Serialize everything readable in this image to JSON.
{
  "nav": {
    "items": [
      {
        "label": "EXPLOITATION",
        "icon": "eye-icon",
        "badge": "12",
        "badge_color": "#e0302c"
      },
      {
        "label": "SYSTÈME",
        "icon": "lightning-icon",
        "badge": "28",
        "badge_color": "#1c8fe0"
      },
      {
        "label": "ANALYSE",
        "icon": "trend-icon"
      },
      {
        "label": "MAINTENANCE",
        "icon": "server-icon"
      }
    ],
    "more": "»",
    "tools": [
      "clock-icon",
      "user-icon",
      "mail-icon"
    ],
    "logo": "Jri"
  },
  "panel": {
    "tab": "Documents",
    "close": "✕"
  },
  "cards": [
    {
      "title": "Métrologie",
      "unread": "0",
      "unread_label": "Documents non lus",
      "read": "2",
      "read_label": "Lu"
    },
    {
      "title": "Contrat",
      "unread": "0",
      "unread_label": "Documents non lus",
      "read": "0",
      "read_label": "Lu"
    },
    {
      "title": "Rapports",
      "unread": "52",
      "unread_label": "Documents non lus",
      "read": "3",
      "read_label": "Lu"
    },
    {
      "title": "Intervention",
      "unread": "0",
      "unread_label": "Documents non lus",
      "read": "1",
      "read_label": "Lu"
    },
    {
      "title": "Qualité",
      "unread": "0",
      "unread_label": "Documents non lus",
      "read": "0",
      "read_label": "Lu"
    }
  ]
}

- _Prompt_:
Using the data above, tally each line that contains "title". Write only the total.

- _Answer section_:
5